PUTTING FAITH IN NUMBERS
Activity trackers can be great, providing you with stacks of data that allows you to monitor and observe progressions in your fitness. But, blind faith in the numbers can derail your running.Technology provides us with real time feedback, like pace, distance, heart rate and cadence, but does this prevent us from listening to the very real feedback our bodies are providing? Running 180 steps per minute is counter-productive if it makes you feel like you are running like a horse on hot coals. Running a 5k on a nice flat course on a bright autumn morning is totally different to a hilly 5k run in heavy rain after a stressful week at work. Don’t hamper yourself with predefined targets!We recommend structuring your running by time and effort or feel. Running for 30 mins at a ‘steady’ pace can be replicated regardless of weather, terrain, or mood - allowing you to be much more consistent in your effort.

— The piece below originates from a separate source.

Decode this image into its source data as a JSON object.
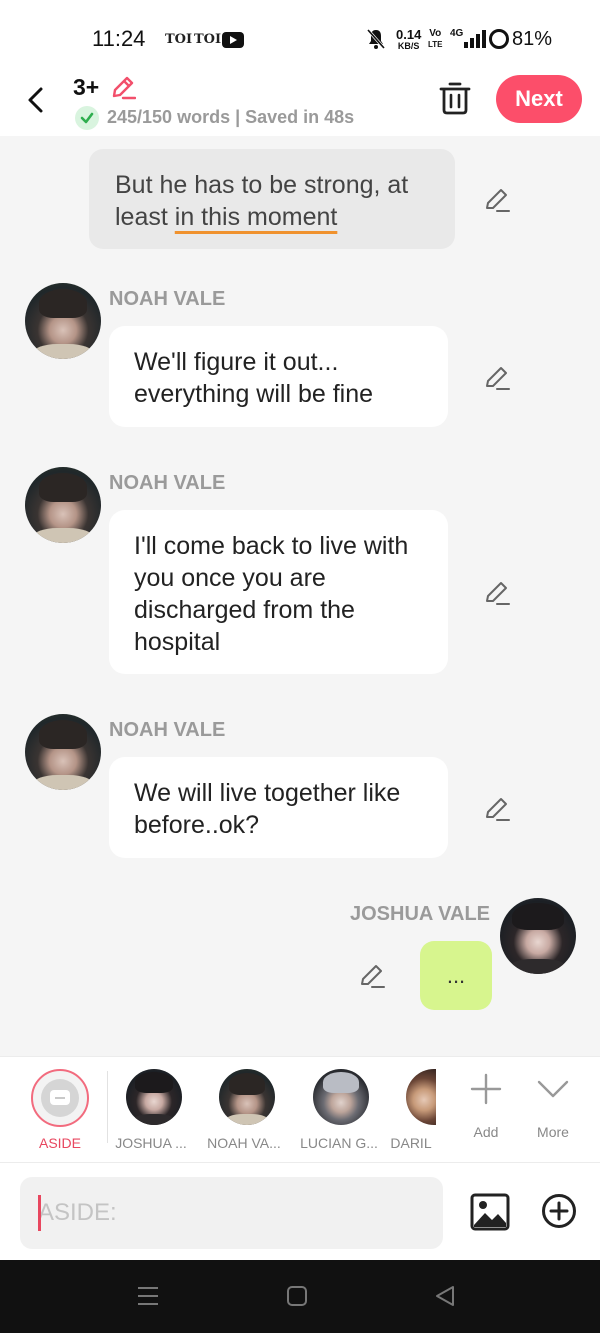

Eluid agrees with us.
COMPARING YOURSELF TO OTHERS
“Comparison is the thief of joy.” You are unique, with your own individual circumstance. Running five times a week at breakneck speed might work for some guy you follow on Strava - but it might not work for you. If you looked at the training schedules of Olympic 1500m finalists you would be surprised at how varied they are. That’s because they are brilliant at finding the right balance of training that works for them. We don’t have their talent or have the luxury of training full time but we can borrow their more individualistic approach. Keep a running diary, making note of how the sessions make you feel. This will help you find a training routine that makes you feel great and brings you the most satisfaction.
GETTING STUCK IN A ONE PACED RUT
Understandably, new runners tend to focus on ‘building the distance’ in their training. This is great initially - it’s important to build strength and stamina. However, as you progress it's really important to include some variety in your training. In very simple terms, there are a number of bits in our bodies or ‘physiological areas’ we need to develop to improve our ability to run. Lung busting intervals improve our ability to take on and use large volumes of oxygen, sustained challenging pace runs improve our hearts capacity to pump the blood around the body, and short fast sprints improve communication between brain and muscles. Building the distance only gets us so far - variety is the spice of life.
SETTING ‘HARD AND FAST’ GOALS
We are told to make sure our goals are measurable - so it makes perfect sense to include firm dates, times and distances. However, if you want to have a healthy, fruitful and long-term relationship with running perhaps it’s better to cut ourselves a bit of slack.Trying to hit a specific time goal in a specific race on a specific day is a tough ask. What happens if the weather is unseasonably warm, or the wind starts gusting at 40 kmh? What happens if you pick up a cold the day of the race? Very specific time goals can bring added pressure on race day - many runners have felt the dark cloud of negativity that envelopes them as they start to fall short of their mid-race splits!Set goals that focus on the journey you need to take to reach the times or distances you want to achieve. If running three times a week consistently over eight weeks, and joining a pilates group will help you run a sub 50 min 10k, then make that your goal. If you don’t do it at the first attempt you will at the second!
GOING IN STRAIGHT FOR THE MARATHON
Running a marathon can be an incredible life affirming experience, but it's also really tough. If you want to tackle 26.2 you need to be prepared to devote four months of your life to a race that can easily end in disappointment. Run a 10k, race a 5k - you can run one every weekend if the mood takes you! People always want to buy a ticket to the big dance but there is so much fun to be had at events along the way.
RUNNING TOO FAST
Most new runners, regardless of intrinsic ability, run too fast too often. We’re time poor. We’re all looking for the latest ‘training hacks’, fastest ‘gains’ and most productive approaches. The problem with running is there is no quick fix. Like a fine wine, the longer you give it the more rewarding it becomes.The more you ‘practise’ the better you become, and keeping the majority of our runs steady allows us to run more consistently. As a rule of thumb, around 80% of your running should be done at a relaxed, comfortable pace - a pace where you could maintain conversation with a running partner if you had one. Push yourself from time to time, but allow yourself to recover properly before you push again. With this approach your body becomes stronger, and you perform better when you do push yourself. Stress the body, let it recover and it will adapt more effectively.
BEING AFRAID OF FAILURE
The vast majority of us will never toe the line at an Olympics - so have some fun and experiment. Run with reckless abandon, take a risk or two. What’s the worst that could happen?Enter a few races and test yourself. Who cares if it doesn’t go to plan! Try to learn something new about yourself - it might be eye opening.